CW: Sexual assault, rape, PTSD
p r i s m is an opera about trauma. It is an exploration of coping, of recounting – of learning how to heal, how to find language again. We begin in a white, cut out square of a room. Our two characters lie asleep in bed dressed in long white gowns that speak of an imaginary mental hospital. Two walls are cut away to allow us into the cramped and intimate world of mother and daughter, psychological abuser and abused. Lumee at first seems to be taking care of her daughter Bibi – and Lumee is the one keeping her locked in this small room – but we quickly move into a ripping vocal exchange as Lumee blames, cajoles, shames and power-plays with badly-bruised Bibi (who is barely able to stand). We do not yet know what has happened at this point in the narrative, but the realistic purple of the bruises and emotional abuse are incredibly intense.
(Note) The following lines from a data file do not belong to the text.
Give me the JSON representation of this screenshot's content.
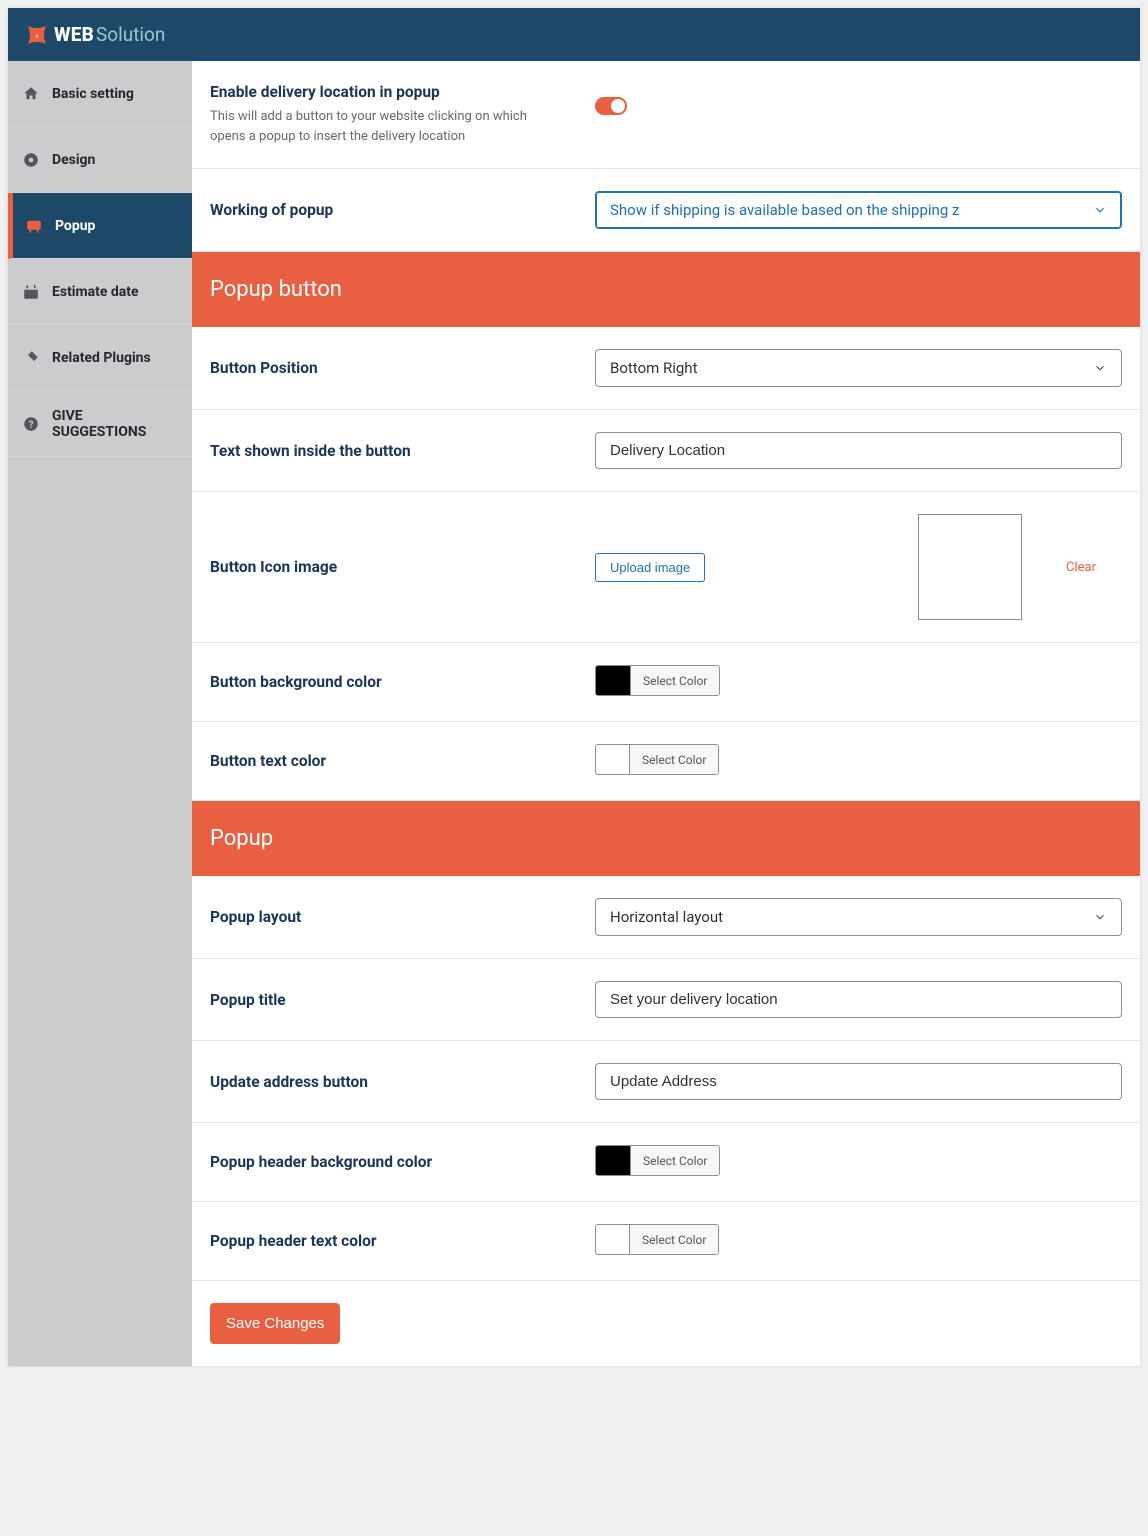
{
  "brand": {
    "web": "WEB",
    "solution": "Solution"
  },
  "sidebar": {
    "items": [
      {
        "label": "Basic setting"
      },
      {
        "label": "Design"
      },
      {
        "label": "Popup"
      },
      {
        "label": "Estimate date"
      },
      {
        "label": "Related Plugins"
      },
      {
        "label": "GIVE SUGGESTIONS"
      }
    ]
  },
  "enable": {
    "title": "Enable delivery location in popup",
    "desc": "This will add a button to your website clicking on which opens a popup to insert the delivery location"
  },
  "working": {
    "label": "Working of popup",
    "value": "Show if shipping is available based on the shipping z"
  },
  "groups": {
    "button": "Popup button",
    "popup": "Popup"
  },
  "btn_position": {
    "label": "Button Position",
    "value": "Bottom Right"
  },
  "btn_text": {
    "label": "Text shown inside the button",
    "value": "Delivery Location"
  },
  "btn_icon": {
    "label": "Button Icon image",
    "upload": "Upload image",
    "clear": "Clear"
  },
  "btn_bg": {
    "label": "Button background color",
    "select": "Select Color"
  },
  "btn_tx": {
    "label": "Button text color",
    "select": "Select Color"
  },
  "pop_layout": {
    "label": "Popup layout",
    "value": "Horizontal layout"
  },
  "pop_title": {
    "label": "Popup title",
    "value": "Set your delivery location"
  },
  "pop_update": {
    "label": "Update address button",
    "value": "Update Address"
  },
  "pop_hdr_bg": {
    "label": "Popup header background color",
    "select": "Select Color"
  },
  "pop_hdr_tx": {
    "label": "Popup header text color",
    "select": "Select Color"
  },
  "save": "Save Changes"
}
As I observe the audience around me, people grip their hands and rock quietly while a surprisingly beautiful score sharply and mercilessly underlines the conflict. References to the colors blue and yellow become the language in which Bibi (bravely performed by Anna Schubert) and Lumee (Rebecca Jo Loeb) allude to the trauma underscoring everything. The choir, hidden out of sight, cries out as Bibi fails at an attempt to escape; darkness overtakes the stage moving into intermission.
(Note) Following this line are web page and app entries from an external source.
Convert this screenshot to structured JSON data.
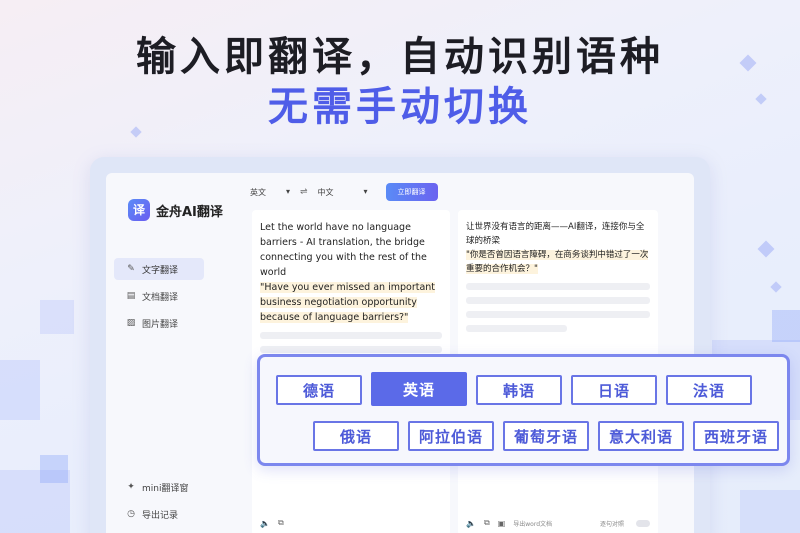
{
  "headline": "输入即翻译，自动识别语种",
  "subline": "无需手动切换",
  "app": {
    "logo_glyph": "译",
    "name": "金舟AI翻译",
    "nav": [
      {
        "label": "文字翻译",
        "icon": "text-translate-icon",
        "active": true
      },
      {
        "label": "文档翻译",
        "icon": "document-icon",
        "active": false
      },
      {
        "label": "图片翻译",
        "icon": "image-icon",
        "active": false
      }
    ],
    "nav_bottom": [
      {
        "label": "mini翻译窗",
        "icon": "mini-window-icon"
      },
      {
        "label": "导出记录",
        "icon": "history-icon"
      }
    ],
    "toolbar": {
      "source_lang": "英文",
      "target_lang": "中文",
      "translate_button": "立即翻译"
    },
    "source_text_plain": "Let the world have no language barriers - AI translation, the bridge connecting you with the rest of the world",
    "source_text_highlight": "\"Have you ever missed an important business negotiation opportunity because of language barriers?\"",
    "target_text_plain": "让世界没有语言的距离——AI翻译，连接你与全球的桥梁",
    "target_text_highlight": "\"你是否曾因语言障碍，在商务谈判中错过了一次重要的合作机会？\"",
    "export_word": "导出word文档",
    "compare_label": "逐句对照"
  },
  "languages": {
    "row1": [
      "德语",
      "英语",
      "韩语",
      "日语",
      "法语"
    ],
    "row2": [
      "俄语",
      "阿拉伯语",
      "葡萄牙语",
      "意大利语",
      "西班牙语"
    ],
    "selected": "英语"
  }
}
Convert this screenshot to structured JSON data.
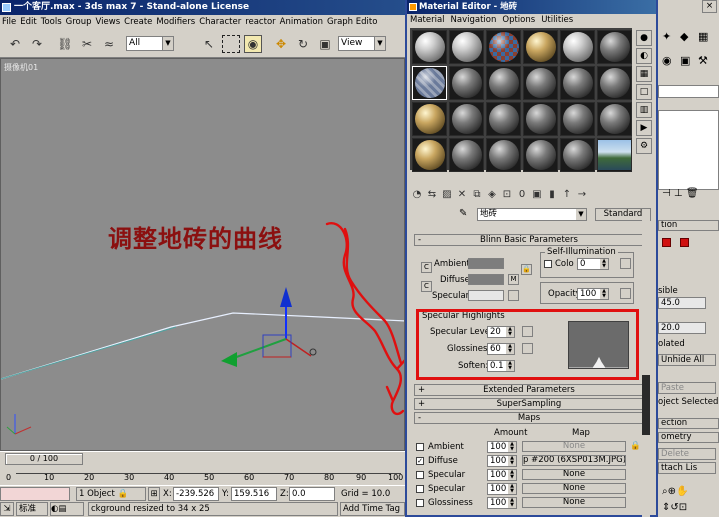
{
  "main_window": {
    "title": "一个客厅.max - 3ds max 7  - Stand-alone License",
    "menu": [
      "File",
      "Edit",
      "Tools",
      "Group",
      "Views",
      "Create",
      "Modifiers",
      "Character",
      "reactor",
      "Animation",
      "Graph Edito"
    ],
    "toolbar": {
      "filter_value": "All",
      "refcoord_value": "View"
    },
    "viewport_label": "摄像机01",
    "annotation": "调整地砖的曲线",
    "time_slider": "0 / 100",
    "track_ticks": [
      "0",
      "10",
      "20",
      "30",
      "40",
      "50",
      "60",
      "70",
      "80",
      "90",
      "100"
    ],
    "status": {
      "selection": "1 Object",
      "x_label": "X:",
      "x_value": "-239.526",
      "y_label": "Y:",
      "y_value": "159.516",
      "z_label": "Z:",
      "z_value": "0.0",
      "grid": "Grid = 10.0",
      "prompt_mode": "标准",
      "prompt_text": "ckground resized to 34 x 25",
      "add_time_tag": "Add Time Tag"
    }
  },
  "material_editor": {
    "title": "Material Editor - 地砖",
    "menu": [
      "Material",
      "Navigation",
      "Options",
      "Utilities"
    ],
    "material_name": "地砖",
    "material_type": "Standard",
    "rollouts": {
      "blinn": "Blinn Basic Parameters",
      "extended": "Extended Parameters",
      "supersampling": "SuperSampling",
      "maps": "Maps"
    },
    "basic": {
      "ambient": "Ambient:",
      "diffuse": "Diffuse:",
      "specular": "Specular:",
      "self_illum_title": "Self-Illumination",
      "color_label": "Colo",
      "color_value": "0",
      "opacity_label": "Opacity:",
      "opacity_value": "100",
      "lock_m": "M"
    },
    "specular_highlights": {
      "title": "Specular Highlights",
      "level_label": "Specular Level:",
      "level_value": "20",
      "gloss_label": "Glossiness:",
      "gloss_value": "60",
      "soften_label": "Soften:",
      "soften_value": "0.1"
    },
    "maps": {
      "amount_header": "Amount",
      "map_header": "Map",
      "rows": [
        {
          "name": "Ambient",
          "checked": false,
          "amount": "100",
          "map": "None"
        },
        {
          "name": "Diffuse",
          "checked": true,
          "amount": "100",
          "map": "p #200 (6XSP013M.JPG)"
        },
        {
          "name": "Specular",
          "checked": false,
          "amount": "100",
          "map": "None"
        },
        {
          "name": "Specular",
          "checked": false,
          "amount": "100",
          "map": "None"
        },
        {
          "name": "Glossiness",
          "checked": false,
          "amount": "100",
          "map": "None"
        }
      ]
    }
  },
  "command_panel": {
    "items": [
      {
        "text": "sible"
      },
      {
        "text": "45.0"
      },
      {
        "text": "20.0"
      },
      {
        "text": "olated"
      },
      {
        "text": "Unhide All"
      },
      {
        "text": "Paste"
      },
      {
        "text": "oject Selected"
      },
      {
        "text": "ection"
      },
      {
        "text": "ometry"
      },
      {
        "text": "Delete"
      },
      {
        "text": "ttach Lis"
      }
    ],
    "close_glyph": "×"
  },
  "colors": {
    "title_bar": "#0a246a",
    "viewport": "#8c8c8c",
    "annotation": "#8b1010",
    "highlight_box": "#e01010"
  }
}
As p r i s m moves forward, the journey does not get any easier. In the second act, disco balls swing menacingly as we find ourselves in a nightclub. Now costumed as a child, Bibi is dragged into the club while her mom’s quest to get into ‘the VIP section’ takes precedence. Bibi is left alone with dancers who represent the terrors and strangers that fill the club. Lumee’s bubblegum blue hair and busty pushup bring about a class-shaming aesthetic I was not comfortable with – but no time to dwell on such thoughts. As the chorus’ cries of “Bacardi” wind down, we witness an incredibly difficult rape scene that ends with Bibi frozen in the air, held up only by the forces of the dancers’ bodies. With no option but to keep watching, we are taken back to the cube from the opera’s beginning, now covered in the trappings of a tenement room. There is conflict, abuse and seemingly no hope. As the abuse and trauma mount, the chorus eventually cries out with “RUN! …RUN! …RUN!” Bibi breaks free, stepping out into the night alone. For a brief beat, Bibi is illuminated with white light suggesting a look towards her future before the evening comes to a close in a quick and decisive blackout.
I feel re-traumatized after watching this, but I respect and understand the desire to process trauma through art.
I am here as a witness.
Photos: Maria Baranova